Published December 18, 2021

THE World Press Freedom Index Report 2021 compiled by Reporters Sans Frontières this week paints a dark and foreboding picture of global press freedoms. Two of the four deadliest countries for journalists — India and Afghanistan — are from South Asia. The NGO also said that though the number of journalist killings has gone down somewhat, with 46 dead as compared to the previous year’s 50, the number of journalists being detained “has never been this high since RSF began publishing its annual round-up in 1995”. This points to the menacing environment in which journalists all over the world continue to operate and publish their work. According to the report, 488 journalists and media workers are in prison as of mid-December 2021, which is 20pc more than at the same time last year. The report paints a sorry picture of South Asia, where intimidation of journalists continues unabated. In India in particular, too many activists and journalists who have not toed the Modi government line have been vilified, hounded and punished. In an Afghanistan now under Taliban rule, the threats to mediapersons, particularly women, are amplified.

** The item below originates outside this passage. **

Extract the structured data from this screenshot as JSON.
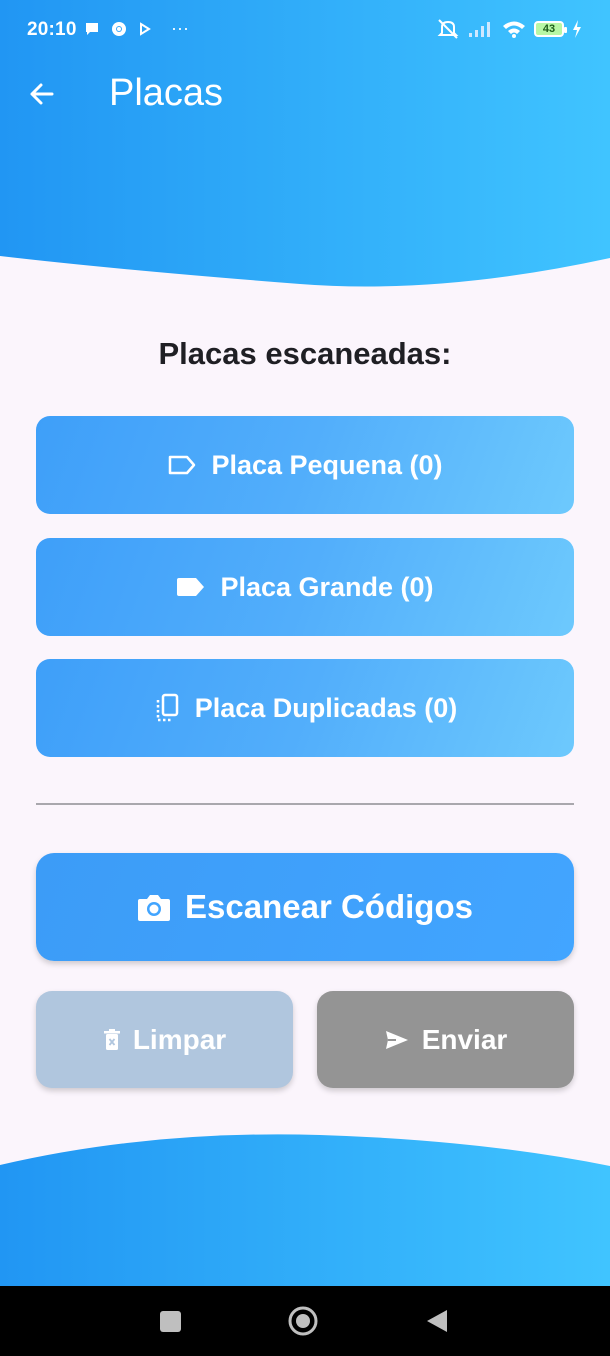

While the report marks a slight improvement in Pakistan, the reality is that the environment for journalists remains toxic. The proposed Pakistan Media Development Authority bodes ill for the future of press freedom. And the reality of working in the media — where critics are kept off air or hounded and media workers fear for their jobs — is ugly. The report points out that while the Pakistani media has a long tradition of being lively, it has become a key target for the “deep state”, which “exercises a significant degree of control over the civilian executive”. It also notes the influence of the establishment over the media “has increased dramatically since Imran Khan became prime minister in July 2018”. It cites instances of “brazen censorship” through the restricting of newspaper distribution, threats to pull advertising and jamming television signals. “Journalists who dared to broach subjects deemed off limits … have been subjected to harassment campaigns”, the report says, adding that several were abducted last year and warned to stop covering unwelcome stories or they would not be found alive. By all accounts, this is a deadly and suffocating environment for journalists which points to a democracy in name only. Mr Khan and his government must reflect on the legacy they will leave behind for press freedom, and stop treating journalists as the enemy.

Published in Dawn, December 18th, 2021

Opinion

Editorial

A new operation
Updated 25 Jun, 2024

A new operation

Clear deterrent action is needed against terrorist groups, but without upending the lives of people in the affected areas.
Power theft
25 Jun, 2024

Power theft

FEDERAL Energy Minister Awais Leghari’s statement during a TV interview that electricity theft amounts to Rs600bn ...
Fatal air
25 Jun, 2024

Fatal air

TOXIC air can cost us our children. It causes life-threatening illnesses, inflicts lifelong damage and leads to ...
Time for dialogue
Updated 24 Jun, 2024

Time for dialogue

If the PML-N and PTI remain mired in mutual acrimony, an ever-widening gap will continue to allow non-political forces to assert themselves.
Property taxes
24 Jun, 2024

Property taxes

ACCORDING to reports in the local media, along with the higher taxes imposed on real estate in the recent budget, ...
Fierce heat
24 Jun, 2024

Fierce heat

CLIMATE change is unfolding as predicted by experts: savage heat, melting glaciers, extreme rainfall, drought, ...